__Exercise description__. Go through the entries and write each one out again unchanged.

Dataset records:
────────────────────

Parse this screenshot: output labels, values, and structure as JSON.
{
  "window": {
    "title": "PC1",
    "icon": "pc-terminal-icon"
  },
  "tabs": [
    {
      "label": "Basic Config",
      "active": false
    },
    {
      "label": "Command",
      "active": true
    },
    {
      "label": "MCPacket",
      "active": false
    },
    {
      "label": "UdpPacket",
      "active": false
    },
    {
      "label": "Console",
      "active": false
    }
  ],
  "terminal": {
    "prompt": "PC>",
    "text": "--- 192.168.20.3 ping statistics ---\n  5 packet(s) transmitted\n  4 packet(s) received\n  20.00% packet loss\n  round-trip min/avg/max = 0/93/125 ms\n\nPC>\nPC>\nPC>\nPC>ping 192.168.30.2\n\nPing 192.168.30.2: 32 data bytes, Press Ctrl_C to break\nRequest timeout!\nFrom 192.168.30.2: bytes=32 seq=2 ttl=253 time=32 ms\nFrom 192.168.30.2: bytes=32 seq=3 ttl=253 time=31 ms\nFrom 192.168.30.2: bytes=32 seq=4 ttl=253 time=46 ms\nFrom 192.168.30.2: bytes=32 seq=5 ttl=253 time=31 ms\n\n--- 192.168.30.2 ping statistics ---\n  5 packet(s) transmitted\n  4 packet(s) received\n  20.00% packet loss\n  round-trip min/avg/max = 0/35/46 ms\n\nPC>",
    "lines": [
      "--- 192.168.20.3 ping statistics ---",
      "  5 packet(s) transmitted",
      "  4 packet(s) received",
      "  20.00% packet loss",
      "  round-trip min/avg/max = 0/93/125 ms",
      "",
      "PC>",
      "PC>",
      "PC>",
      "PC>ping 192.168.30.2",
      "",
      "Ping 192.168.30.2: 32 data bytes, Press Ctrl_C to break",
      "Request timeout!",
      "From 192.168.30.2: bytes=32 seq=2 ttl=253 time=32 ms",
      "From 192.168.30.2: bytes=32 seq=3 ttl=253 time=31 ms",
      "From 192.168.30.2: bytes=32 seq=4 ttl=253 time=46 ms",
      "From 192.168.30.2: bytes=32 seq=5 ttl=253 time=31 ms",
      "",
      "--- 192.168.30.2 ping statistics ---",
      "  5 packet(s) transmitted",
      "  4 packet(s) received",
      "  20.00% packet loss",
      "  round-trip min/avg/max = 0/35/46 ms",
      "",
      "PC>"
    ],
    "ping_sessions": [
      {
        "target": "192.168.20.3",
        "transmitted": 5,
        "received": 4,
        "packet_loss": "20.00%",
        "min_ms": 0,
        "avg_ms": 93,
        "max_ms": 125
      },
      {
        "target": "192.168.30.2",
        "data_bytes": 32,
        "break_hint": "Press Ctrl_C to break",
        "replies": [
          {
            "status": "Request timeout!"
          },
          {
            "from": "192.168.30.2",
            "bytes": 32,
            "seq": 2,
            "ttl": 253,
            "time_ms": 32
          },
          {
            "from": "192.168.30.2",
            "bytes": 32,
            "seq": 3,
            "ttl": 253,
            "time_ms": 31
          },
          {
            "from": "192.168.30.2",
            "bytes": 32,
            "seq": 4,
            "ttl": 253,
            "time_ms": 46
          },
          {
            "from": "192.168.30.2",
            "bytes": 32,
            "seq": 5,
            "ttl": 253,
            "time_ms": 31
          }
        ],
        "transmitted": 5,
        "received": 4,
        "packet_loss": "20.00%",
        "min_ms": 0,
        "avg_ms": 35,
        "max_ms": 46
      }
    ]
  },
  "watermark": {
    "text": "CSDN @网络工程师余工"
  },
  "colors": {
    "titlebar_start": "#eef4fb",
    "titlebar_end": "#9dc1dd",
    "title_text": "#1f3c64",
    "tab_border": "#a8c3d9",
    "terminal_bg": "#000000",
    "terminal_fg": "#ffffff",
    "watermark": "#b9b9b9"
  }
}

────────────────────

__Result__.
Parse this screenshot: output labels, values, and structure as JSON.
{
  "window": {
    "title": "PC1",
    "icon": "pc-terminal-icon"
  },
  "tabs": [
    {
      "label": "Basic Config",
      "active": false
    },
    {
      "label": "Command",
      "active": true
    },
    {
      "label": "MCPacket",
      "active": false
    },
    {
      "label": "UdpPacket",
      "active": false
    },
    {
      "label": "Console",
      "active": false
    }
  ],
  "terminal": {
    "prompt": "PC>",
    "text": "--- 192.168.20.3 ping statistics ---\n  5 packet(s) transmitted\n  4 packet(s) received\n  20.00% packet loss\n  round-trip min/avg/max = 0/93/125 ms\n\nPC>\nPC>\nPC>\nPC>ping 192.168.30.2\n\nPing 192.168.30.2: 32 data bytes, Press Ctrl_C to break\nRequest timeout!\nFrom 192.168.30.2: bytes=32 seq=2 ttl=253 time=32 ms\nFrom 192.168.30.2: bytes=32 seq=3 ttl=253 time=31 ms\nFrom 192.168.30.2: bytes=32 seq=4 ttl=253 time=46 ms\nFrom 192.168.30.2: bytes=32 seq=5 ttl=253 time=31 ms\n\n--- 192.168.30.2 ping statistics ---\n  5 packet(s) transmitted\n  4 packet(s) received\n  20.00% packet loss\n  round-trip min/avg/max = 0/35/46 ms\n\nPC>",
    "lines": [
      "--- 192.168.20.3 ping statistics ---",
      "  5 packet(s) transmitted",
      "  4 packet(s) received",
      "  20.00% packet loss",
      "  round-trip min/avg/max = 0/93/125 ms",
      "",
      "PC>",
      "PC>",
      "PC>",
      "PC>ping 192.168.30.2",
      "",
      "Ping 192.168.30.2: 32 data bytes, Press Ctrl_C to break",
      "Request timeout!",
      "From 192.168.30.2: bytes=32 seq=2 ttl=253 time=32 ms",
      "From 192.168.30.2: bytes=32 seq=3 ttl=253 time=31 ms",
      "From 192.168.30.2: bytes=32 seq=4 ttl=253 time=46 ms",
      "From 192.168.30.2: bytes=32 seq=5 ttl=253 time=31 ms",
      "",
      "--- 192.168.30.2 ping statistics ---",
      "  5 packet(s) transmitted",
      "  4 packet(s) received",
      "  20.00% packet loss",
      "  round-trip min/avg/max = 0/35/46 ms",
      "",
      "PC>"
    ],
    "ping_sessions": [
      {
        "target": "192.168.20.3",
        "transmitted": 5,
        "received": 4,
        "packet_loss": "20.00%",
        "min_ms": 0,
        "avg_ms": 93,
        "max_ms": 125
      },
      {
        "target": "192.168.30.2",
        "data_bytes": 32,
        "break_hint": "Press Ctrl_C to break",
        "replies": [
          {
            "status": "Request timeout!"
          },
          {
            "from": "192.168.30.2",
            "bytes": 32,
            "seq": 2,
            "ttl": 253,
            "time_ms": 32
          },
          {
            "from": "192.168.30.2",
            "bytes": 32,
            "seq": 3,
            "ttl": 253,
            "time_ms": 31
          },
          {
            "from": "192.168.30.2",
            "bytes": 32,
            "seq": 4,
            "ttl": 253,
            "time_ms": 46
          },
          {
            "from": "192.168.30.2",
            "bytes": 32,
            "seq": 5,
            "ttl": 253,
            "time_ms": 31
          }
        ],
        "transmitted": 5,
        "received": 4,
        "packet_loss": "20.00%",
        "min_ms": 0,
        "avg_ms": 35,
        "max_ms": 46
      }
    ]
  },
  "watermark": {
    "text": "CSDN @网络工程师余工"
  },
  "colors": {
    "titlebar_start": "#eef4fb",
    "titlebar_end": "#9dc1dd",
    "title_text": "#1f3c64",
    "tab_border": "#a8c3d9",
    "terminal_bg": "#000000",
    "terminal_fg": "#ffffff",
    "watermark": "#b9b9b9"
  }
}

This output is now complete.